Print the listing below exactly.

──────────

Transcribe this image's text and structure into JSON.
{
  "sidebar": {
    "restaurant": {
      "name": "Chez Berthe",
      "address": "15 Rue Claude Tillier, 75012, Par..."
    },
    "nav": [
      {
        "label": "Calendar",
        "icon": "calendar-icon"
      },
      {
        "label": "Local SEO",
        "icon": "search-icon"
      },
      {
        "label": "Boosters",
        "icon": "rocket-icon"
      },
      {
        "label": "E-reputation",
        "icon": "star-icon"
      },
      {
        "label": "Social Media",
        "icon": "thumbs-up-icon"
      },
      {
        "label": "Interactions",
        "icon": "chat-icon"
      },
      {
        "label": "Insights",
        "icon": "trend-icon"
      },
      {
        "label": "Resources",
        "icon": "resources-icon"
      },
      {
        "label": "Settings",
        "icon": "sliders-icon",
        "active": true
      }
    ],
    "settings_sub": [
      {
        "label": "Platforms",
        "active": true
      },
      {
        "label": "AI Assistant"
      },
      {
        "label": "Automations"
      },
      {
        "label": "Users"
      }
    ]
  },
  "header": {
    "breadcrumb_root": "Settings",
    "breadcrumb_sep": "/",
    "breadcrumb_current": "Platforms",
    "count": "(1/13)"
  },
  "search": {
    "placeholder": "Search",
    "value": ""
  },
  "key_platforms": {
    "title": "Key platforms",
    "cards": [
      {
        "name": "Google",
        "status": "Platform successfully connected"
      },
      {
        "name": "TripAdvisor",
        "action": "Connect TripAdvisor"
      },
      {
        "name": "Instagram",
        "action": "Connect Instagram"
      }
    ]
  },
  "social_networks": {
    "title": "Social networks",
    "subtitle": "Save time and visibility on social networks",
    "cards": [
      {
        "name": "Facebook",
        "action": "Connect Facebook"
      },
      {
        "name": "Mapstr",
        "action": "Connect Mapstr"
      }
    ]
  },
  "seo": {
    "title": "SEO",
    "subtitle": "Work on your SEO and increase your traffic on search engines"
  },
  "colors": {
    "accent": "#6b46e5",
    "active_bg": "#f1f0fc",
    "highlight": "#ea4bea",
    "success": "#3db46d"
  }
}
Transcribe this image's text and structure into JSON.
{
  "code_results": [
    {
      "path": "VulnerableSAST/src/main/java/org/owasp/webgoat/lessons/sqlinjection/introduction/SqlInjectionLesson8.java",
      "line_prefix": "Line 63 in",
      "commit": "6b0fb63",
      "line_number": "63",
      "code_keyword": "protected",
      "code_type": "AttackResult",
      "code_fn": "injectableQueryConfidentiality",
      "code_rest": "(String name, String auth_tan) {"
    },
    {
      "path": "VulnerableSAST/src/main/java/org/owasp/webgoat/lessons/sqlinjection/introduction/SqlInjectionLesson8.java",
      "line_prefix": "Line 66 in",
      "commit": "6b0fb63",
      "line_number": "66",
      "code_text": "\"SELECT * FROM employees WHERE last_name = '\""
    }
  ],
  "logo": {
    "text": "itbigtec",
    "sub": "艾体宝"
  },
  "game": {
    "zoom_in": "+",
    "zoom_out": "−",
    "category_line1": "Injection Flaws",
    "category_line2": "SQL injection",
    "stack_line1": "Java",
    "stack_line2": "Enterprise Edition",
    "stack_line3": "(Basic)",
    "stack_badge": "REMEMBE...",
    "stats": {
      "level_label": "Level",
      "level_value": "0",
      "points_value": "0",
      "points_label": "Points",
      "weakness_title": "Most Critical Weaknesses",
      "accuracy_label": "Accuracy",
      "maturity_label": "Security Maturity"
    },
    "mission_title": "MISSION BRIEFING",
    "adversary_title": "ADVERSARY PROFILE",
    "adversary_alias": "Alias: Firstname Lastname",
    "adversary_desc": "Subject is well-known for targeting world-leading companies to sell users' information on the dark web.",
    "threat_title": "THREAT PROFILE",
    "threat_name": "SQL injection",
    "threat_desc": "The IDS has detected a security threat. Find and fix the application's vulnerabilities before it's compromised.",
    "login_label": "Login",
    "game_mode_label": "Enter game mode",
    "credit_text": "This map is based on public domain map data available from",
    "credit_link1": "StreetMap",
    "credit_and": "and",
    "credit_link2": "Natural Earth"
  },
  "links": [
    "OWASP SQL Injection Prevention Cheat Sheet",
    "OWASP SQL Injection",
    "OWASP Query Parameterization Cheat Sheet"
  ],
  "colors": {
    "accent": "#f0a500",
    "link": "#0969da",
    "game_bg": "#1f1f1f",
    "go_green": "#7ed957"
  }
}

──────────

EXERCISE RESULT:
Transcribe this image's text and structure into JSON.
{
  "sidebar": {
    "restaurant": {
      "name": "Chez Berthe",
      "address": "15 Rue Claude Tillier, 75012, Par..."
    },
    "nav": [
      {
        "label": "Calendar",
        "icon": "calendar-icon"
      },
      {
        "label": "Local SEO",
        "icon": "search-icon"
      },
      {
        "label": "Boosters",
        "icon": "rocket-icon"
      },
      {
        "label": "E-reputation",
        "icon": "star-icon"
      },
      {
        "label": "Social Media",
        "icon": "thumbs-up-icon"
      },
      {
        "label": "Interactions",
        "icon": "chat-icon"
      },
      {
        "label": "Insights",
        "icon": "trend-icon"
      },
      {
        "label": "Resources",
        "icon": "resources-icon"
      },
      {
        "label": "Settings",
        "icon": "sliders-icon",
        "active": true
      }
    ],
    "settings_sub": [
      {
        "label": "Platforms",
        "active": true
      },
      {
        "label": "AI Assistant"
      },
      {
        "label": "Automations"
      },
      {
        "label": "Users"
      }
    ]
  },
  "header": {
    "breadcrumb_root": "Settings",
    "breadcrumb_sep": "/",
    "breadcrumb_current": "Platforms",
    "count": "(1/13)"
  },
  "search": {
    "placeholder": "Search",
    "value": ""
  },
  "key_platforms": {
    "title": "Key platforms",
    "cards": [
      {
        "name": "Google",
        "status": "Platform successfully connected"
      },
      {
        "name": "TripAdvisor",
        "action": "Connect TripAdvisor"
      },
      {
        "name": "Instagram",
        "action": "Connect Instagram"
      }
    ]
  },
  "social_networks": {
    "title": "Social networks",
    "subtitle": "Save time and visibility on social networks",
    "cards": [
      {
        "name": "Facebook",
        "action": "Connect Facebook"
      },
      {
        "name": "Mapstr",
        "action": "Connect Mapstr"
      }
    ]
  },
  "seo": {
    "title": "SEO",
    "subtitle": "Work on your SEO and increase your traffic on search engines"
  },
  "colors": {
    "accent": "#6b46e5",
    "active_bg": "#f1f0fc",
    "highlight": "#ea4bea",
    "success": "#3db46d"
  }
}
Transcribe this image's text and structure into JSON.
{
  "code_results": [
    {
      "path": "VulnerableSAST/src/main/java/org/owasp/webgoat/lessons/sqlinjection/introduction/SqlInjectionLesson8.java",
      "line_prefix": "Line 63 in",
      "commit": "6b0fb63",
      "line_number": "63",
      "code_keyword": "protected",
      "code_type": "AttackResult",
      "code_fn": "injectableQueryConfidentiality",
      "code_rest": "(String name, String auth_tan) {"
    },
    {
      "path": "VulnerableSAST/src/main/java/org/owasp/webgoat/lessons/sqlinjection/introduction/SqlInjectionLesson8.java",
      "line_prefix": "Line 66 in",
      "commit": "6b0fb63",
      "line_number": "66",
      "code_text": "\"SELECT * FROM employees WHERE last_name = '\""
    }
  ],
  "logo": {
    "text": "itbigtec",
    "sub": "艾体宝"
  },
  "game": {
    "zoom_in": "+",
    "zoom_out": "−",
    "category_line1": "Injection Flaws",
    "category_line2": "SQL injection",
    "stack_line1": "Java",
    "stack_line2": "Enterprise Edition",
    "stack_line3": "(Basic)",
    "stack_badge": "REMEMBE...",
    "stats": {
      "level_label": "Level",
      "level_value": "0",
      "points_value": "0",
      "points_label": "Points",
      "weakness_title": "Most Critical Weaknesses",
      "accuracy_label": "Accuracy",
      "maturity_label": "Security Maturity"
    },
    "mission_title": "MISSION BRIEFING",
    "adversary_title": "ADVERSARY PROFILE",
    "adversary_alias": "Alias: Firstname Lastname",
    "adversary_desc": "Subject is well-known for targeting world-leading companies to sell users' information on the dark web.",
    "threat_title": "THREAT PROFILE",
    "threat_name": "SQL injection",
    "threat_desc": "The IDS has detected a security threat. Find and fix the application's vulnerabilities before it's compromised.",
    "login_label": "Login",
    "game_mode_label": "Enter game mode",
    "credit_text": "This map is based on public domain map data available from",
    "credit_link1": "StreetMap",
    "credit_and": "and",
    "credit_link2": "Natural Earth"
  },
  "links": [
    "OWASP SQL Injection Prevention Cheat Sheet",
    "OWASP SQL Injection",
    "OWASP Query Parameterization Cheat Sheet"
  ],
  "colors": {
    "accent": "#f0a500",
    "link": "#0969da",
    "game_bg": "#1f1f1f",
    "go_green": "#7ed957"
  }
}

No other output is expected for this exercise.